The United Nations Security Council is a pivotal instrument in maintenance of security and promotion of human rights throughout the world. However, its structure is no longer suitable for effective resolutions of these issues, as demonstrated its failures in Rwanda, Bosnia, Somalia, Syria, CAR, and Sudan. But how can the Security Council be reformed?
Firstly, reform has to target the use of veto. Historically, the decision to allow the veto use was dictated by a willingness to avoid potential disputes between the UN founders. Yet in modern world, the use of veto becomes an obstacle, rather than a solution to the world problems-the fact that approximately 257 vetoes were applied between 1946 and 2004 means that there were over 200 resolutions, which were either paralysed or blocked at early conflict stages.
However, the possibility that P5 members will completely abandon the use of veto remains low, considering the fact that such right is considered as a privilege and instrument for avoiding the ‘’tyranny of majority’’ within Security Council.
Under those circumstances, two proposals can improve current situation. On the one hand, the use of veto could be restricted to certain areas, such as security maintenance and peace enforcement, simultaneously limiting its use in other areas, particularly over the peacekeeping (Article 6 of UN Charter), human rights and accession of the new members within the Security Council. On the other hand, there has been an interesting proposal put forward by Colombia and Uruguay which involves leaving the use of veto largely untouched, but directing certain issues to the General Assembly vote, and in cases, where the majority of Assembly vote in favour of resolution, to override any vetoes imposed by the Permanent 5 members.
These changes can help foster the process of democratisation of the UN institutions generally and would demonstrate that changes can still be made to the world’s most important decision-making body, despite the continuous anachronisms.
Secondly, the reform should also focus on issue of representation. Despite the fact that UN membership quadrupled over the past 70 years, its ultimate authority still rests with the same old permanent 5 members. The current Council composition represents only 29% of world populations and fails to provide any representation of many world regions, such as Africa, the Islamic world or Latin America.
However, the current P5 members, rhetorically supportive of the greater representation, in practice are either reluctant or unwilling to reform the organisation. For instance, China voted against the possibility of Japan permanent membership and later made it clear that it would not support similar status for Germany or India.

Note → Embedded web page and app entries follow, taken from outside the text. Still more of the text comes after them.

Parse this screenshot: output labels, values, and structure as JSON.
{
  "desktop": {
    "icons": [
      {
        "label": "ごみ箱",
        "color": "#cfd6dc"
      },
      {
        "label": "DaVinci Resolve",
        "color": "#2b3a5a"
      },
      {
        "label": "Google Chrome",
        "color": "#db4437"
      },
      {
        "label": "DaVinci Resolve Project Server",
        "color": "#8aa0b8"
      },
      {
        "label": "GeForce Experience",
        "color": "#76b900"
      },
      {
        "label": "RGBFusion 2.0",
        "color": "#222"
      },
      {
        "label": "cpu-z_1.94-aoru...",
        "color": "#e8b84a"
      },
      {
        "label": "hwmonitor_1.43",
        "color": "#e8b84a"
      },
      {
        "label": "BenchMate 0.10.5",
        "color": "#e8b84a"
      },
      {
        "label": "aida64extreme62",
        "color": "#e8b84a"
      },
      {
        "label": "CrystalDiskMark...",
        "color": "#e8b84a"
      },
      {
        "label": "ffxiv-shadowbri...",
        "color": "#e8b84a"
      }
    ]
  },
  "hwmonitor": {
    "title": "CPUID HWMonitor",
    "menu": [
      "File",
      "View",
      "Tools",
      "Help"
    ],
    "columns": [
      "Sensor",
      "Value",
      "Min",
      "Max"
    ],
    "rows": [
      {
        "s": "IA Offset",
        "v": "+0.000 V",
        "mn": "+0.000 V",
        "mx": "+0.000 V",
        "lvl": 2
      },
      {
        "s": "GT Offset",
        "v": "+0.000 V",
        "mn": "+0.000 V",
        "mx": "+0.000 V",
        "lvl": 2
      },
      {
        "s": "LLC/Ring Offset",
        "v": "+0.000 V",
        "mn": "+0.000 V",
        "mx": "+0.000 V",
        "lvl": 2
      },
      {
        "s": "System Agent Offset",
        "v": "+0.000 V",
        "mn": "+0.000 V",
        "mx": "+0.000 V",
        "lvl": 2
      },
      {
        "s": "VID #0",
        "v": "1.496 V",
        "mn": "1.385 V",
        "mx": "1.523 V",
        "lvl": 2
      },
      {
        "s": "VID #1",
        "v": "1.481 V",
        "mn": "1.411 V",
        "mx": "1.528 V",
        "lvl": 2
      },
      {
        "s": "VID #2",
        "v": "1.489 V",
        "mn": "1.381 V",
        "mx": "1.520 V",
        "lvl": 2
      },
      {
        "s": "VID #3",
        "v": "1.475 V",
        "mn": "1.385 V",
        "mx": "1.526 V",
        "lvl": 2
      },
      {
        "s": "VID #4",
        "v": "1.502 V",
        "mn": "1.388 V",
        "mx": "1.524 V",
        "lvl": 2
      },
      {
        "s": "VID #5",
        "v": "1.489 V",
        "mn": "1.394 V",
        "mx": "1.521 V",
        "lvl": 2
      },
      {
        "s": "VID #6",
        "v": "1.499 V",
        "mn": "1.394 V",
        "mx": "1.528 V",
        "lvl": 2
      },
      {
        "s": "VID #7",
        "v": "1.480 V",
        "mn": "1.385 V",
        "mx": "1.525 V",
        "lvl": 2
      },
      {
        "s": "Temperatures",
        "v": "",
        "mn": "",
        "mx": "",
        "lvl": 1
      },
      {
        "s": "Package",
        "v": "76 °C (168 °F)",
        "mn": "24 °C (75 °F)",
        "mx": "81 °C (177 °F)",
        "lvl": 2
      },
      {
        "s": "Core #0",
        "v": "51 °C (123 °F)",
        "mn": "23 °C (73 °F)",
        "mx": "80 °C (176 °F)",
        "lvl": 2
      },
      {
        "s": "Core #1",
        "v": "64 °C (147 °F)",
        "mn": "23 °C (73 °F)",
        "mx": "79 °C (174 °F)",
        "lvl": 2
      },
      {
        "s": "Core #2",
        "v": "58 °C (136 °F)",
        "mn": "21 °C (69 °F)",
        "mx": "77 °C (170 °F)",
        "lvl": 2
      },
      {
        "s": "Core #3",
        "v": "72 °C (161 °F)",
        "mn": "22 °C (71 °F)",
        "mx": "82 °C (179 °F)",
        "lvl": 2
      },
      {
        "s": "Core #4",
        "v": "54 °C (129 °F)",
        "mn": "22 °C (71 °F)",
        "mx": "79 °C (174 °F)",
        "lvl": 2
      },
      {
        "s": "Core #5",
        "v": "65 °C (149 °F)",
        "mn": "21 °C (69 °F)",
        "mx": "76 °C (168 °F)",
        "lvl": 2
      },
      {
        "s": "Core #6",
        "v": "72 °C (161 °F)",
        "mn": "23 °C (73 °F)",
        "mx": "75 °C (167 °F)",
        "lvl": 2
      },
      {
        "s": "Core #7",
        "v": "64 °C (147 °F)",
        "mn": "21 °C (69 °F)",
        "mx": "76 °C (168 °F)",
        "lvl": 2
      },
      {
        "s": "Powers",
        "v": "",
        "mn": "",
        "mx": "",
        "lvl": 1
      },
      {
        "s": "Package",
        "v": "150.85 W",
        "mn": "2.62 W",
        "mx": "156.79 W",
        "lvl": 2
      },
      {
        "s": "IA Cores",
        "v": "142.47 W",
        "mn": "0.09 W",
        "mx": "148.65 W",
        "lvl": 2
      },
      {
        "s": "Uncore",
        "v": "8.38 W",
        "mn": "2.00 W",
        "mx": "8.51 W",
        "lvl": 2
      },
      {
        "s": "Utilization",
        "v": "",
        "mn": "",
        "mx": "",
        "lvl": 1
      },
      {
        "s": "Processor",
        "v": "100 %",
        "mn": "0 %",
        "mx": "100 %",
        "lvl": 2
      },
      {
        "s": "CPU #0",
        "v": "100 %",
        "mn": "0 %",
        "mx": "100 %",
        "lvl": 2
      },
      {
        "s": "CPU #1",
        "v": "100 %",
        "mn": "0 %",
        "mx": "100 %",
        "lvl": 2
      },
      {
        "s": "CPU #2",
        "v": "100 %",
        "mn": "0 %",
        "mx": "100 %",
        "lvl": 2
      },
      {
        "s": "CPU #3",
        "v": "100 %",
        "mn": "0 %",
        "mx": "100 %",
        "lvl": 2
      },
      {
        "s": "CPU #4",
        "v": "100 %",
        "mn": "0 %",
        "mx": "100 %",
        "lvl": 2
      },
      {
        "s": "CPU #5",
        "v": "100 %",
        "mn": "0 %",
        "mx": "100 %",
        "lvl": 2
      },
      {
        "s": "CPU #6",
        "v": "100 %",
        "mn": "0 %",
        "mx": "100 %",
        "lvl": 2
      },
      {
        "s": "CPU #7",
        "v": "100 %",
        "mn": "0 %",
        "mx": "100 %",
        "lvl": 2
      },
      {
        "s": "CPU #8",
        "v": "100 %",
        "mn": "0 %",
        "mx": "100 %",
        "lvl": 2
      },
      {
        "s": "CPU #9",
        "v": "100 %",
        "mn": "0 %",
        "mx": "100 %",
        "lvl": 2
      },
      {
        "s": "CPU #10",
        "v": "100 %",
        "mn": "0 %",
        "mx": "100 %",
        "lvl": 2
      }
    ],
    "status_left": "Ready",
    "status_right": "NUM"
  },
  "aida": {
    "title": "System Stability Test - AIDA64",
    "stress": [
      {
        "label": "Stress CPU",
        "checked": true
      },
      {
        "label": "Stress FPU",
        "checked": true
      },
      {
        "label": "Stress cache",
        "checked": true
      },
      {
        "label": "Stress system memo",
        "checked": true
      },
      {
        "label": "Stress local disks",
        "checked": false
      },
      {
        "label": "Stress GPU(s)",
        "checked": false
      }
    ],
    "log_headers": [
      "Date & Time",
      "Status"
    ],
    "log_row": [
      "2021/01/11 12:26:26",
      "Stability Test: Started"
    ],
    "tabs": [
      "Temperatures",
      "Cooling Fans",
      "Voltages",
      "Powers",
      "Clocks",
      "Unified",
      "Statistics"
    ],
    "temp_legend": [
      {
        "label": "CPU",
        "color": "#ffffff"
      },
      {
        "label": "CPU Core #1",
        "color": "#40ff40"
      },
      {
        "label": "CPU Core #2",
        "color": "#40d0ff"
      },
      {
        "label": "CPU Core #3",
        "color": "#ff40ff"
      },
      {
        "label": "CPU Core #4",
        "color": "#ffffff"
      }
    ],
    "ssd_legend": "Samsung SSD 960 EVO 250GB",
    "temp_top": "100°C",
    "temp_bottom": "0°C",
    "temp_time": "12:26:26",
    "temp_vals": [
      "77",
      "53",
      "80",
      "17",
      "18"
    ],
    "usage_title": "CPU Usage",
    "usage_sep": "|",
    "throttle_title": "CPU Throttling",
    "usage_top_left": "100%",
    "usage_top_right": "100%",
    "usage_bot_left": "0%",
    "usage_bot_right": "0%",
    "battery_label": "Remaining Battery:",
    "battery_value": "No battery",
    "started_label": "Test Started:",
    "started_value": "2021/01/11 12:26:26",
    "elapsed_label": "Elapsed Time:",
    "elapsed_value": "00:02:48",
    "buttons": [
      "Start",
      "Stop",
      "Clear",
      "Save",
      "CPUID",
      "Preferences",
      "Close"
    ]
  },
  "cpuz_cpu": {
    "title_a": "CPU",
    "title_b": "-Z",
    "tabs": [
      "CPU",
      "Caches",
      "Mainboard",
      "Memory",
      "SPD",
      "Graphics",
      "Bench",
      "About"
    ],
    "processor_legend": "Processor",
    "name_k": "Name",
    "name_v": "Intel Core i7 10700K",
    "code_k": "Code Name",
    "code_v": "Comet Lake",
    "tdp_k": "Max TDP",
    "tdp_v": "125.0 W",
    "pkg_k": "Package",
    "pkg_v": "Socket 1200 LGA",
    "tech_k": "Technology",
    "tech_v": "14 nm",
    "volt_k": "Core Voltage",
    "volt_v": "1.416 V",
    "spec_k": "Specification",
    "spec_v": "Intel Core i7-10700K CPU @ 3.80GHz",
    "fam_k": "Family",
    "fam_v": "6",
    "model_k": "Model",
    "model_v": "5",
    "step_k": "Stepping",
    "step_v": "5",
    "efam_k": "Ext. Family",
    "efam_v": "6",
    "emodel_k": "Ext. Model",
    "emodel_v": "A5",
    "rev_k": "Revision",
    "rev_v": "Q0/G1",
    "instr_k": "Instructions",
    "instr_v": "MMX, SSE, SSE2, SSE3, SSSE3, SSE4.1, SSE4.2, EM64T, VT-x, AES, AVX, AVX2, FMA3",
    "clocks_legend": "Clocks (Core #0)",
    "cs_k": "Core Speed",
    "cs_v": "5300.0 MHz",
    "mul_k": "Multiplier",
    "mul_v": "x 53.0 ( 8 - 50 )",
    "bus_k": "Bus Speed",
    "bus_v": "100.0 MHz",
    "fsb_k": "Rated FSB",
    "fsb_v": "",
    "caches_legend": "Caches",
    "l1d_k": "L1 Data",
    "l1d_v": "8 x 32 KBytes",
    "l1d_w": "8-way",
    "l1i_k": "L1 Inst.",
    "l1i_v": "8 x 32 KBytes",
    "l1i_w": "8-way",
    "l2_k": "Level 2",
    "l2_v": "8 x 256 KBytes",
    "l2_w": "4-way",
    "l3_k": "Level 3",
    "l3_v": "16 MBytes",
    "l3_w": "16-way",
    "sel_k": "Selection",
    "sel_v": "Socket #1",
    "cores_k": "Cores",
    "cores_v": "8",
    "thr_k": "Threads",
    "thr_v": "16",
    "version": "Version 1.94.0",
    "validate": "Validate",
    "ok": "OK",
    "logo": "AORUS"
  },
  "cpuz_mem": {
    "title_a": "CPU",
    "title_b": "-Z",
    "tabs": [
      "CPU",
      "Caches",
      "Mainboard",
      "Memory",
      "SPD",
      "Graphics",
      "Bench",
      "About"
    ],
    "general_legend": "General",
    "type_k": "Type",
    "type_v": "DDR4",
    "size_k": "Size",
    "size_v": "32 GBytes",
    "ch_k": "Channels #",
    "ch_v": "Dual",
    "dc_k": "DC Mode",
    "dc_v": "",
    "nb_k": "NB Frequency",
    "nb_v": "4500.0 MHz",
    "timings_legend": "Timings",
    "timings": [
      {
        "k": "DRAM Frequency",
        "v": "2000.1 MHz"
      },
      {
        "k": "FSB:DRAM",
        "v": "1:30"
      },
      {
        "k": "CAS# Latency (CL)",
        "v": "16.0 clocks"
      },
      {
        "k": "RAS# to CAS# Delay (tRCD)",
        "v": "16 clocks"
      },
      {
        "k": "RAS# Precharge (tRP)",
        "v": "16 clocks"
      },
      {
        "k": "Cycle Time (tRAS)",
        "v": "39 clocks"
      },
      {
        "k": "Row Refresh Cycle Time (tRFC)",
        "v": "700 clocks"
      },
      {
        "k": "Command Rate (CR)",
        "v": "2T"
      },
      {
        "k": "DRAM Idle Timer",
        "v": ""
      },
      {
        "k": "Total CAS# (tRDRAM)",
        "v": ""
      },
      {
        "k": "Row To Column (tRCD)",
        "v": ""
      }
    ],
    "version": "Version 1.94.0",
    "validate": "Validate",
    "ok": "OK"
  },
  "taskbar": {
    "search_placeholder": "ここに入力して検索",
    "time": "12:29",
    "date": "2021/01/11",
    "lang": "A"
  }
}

A solution to the problem can be two-fold. On the one hand, a wide range of actors, including NGOs, advocacy groups, influential leaders of Global South, and key UN personnel should emphasise the importance and inevitability of UN reform for pressurising the P5 members into action.
On the other hand, a possible option is increasing the size of the Security Council in order to include representatives from regions which currently have no permanent representation. The rise of disputes regarding a particular candidate can be avoided if the inclusion of the new members could be established on the rotating basis (4 -6 years) and could be determined by the regional IGOs. For instance, African Union could nominate African states, EU would nominate EU members, the Arab League could nominate Arab states and so forth.
To conclude, the international community should utilise this year productively and reform the structure of the Security Council. Certainly, the suggestions in this article neither provide a comprehensive list of any possible reforms, nor do they represent the ‘’absolute must’’, which once applied rigidly, would certainly lead us to an effective and representative Security Council. Instead, they can be used as a starting point for either reform or critical intellectual discussion, which once pursued consistently and thoroughly could improve Council’s work in the long-term perspective.